*What is required*: Lines below that hold the word "wifi" must be copied in full.

· · · ·

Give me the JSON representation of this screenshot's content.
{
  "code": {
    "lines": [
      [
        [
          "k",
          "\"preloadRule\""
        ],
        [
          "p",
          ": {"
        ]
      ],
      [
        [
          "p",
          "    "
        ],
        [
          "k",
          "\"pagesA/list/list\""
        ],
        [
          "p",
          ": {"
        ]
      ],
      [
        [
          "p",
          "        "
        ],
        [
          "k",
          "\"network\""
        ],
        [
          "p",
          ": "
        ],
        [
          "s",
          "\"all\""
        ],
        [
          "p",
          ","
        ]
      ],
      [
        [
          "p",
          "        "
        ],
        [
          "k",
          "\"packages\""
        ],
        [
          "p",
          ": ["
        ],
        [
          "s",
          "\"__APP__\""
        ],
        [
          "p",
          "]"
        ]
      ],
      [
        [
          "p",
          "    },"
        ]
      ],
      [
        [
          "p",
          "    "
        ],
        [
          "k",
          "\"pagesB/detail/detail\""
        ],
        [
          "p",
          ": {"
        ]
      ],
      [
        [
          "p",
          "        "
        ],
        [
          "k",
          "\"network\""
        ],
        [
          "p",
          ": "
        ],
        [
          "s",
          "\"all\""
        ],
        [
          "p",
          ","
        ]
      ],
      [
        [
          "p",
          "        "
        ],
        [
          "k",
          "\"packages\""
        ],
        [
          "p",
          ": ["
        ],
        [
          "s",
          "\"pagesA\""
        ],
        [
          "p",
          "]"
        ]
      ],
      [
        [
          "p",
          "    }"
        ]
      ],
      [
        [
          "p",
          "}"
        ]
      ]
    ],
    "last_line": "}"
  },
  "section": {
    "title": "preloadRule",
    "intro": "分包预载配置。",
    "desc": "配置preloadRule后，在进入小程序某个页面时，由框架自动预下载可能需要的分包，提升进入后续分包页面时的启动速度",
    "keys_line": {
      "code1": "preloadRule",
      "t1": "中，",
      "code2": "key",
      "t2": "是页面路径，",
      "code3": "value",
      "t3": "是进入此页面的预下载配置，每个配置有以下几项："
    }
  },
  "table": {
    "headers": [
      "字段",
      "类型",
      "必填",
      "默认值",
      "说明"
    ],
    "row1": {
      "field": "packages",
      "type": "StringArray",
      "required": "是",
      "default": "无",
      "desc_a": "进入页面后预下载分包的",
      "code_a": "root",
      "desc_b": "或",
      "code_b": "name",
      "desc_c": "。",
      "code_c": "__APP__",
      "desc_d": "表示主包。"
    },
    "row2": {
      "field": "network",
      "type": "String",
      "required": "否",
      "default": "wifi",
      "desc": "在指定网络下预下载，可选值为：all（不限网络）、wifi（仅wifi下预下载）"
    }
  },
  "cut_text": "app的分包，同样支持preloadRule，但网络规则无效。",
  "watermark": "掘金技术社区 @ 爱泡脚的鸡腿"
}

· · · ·

*Answer to the exercise*:
      "default": "wifi",
      "desc": "在指定网络下预下载，可选值为：all（不限网络）、wifi（仅wifi下预下载）"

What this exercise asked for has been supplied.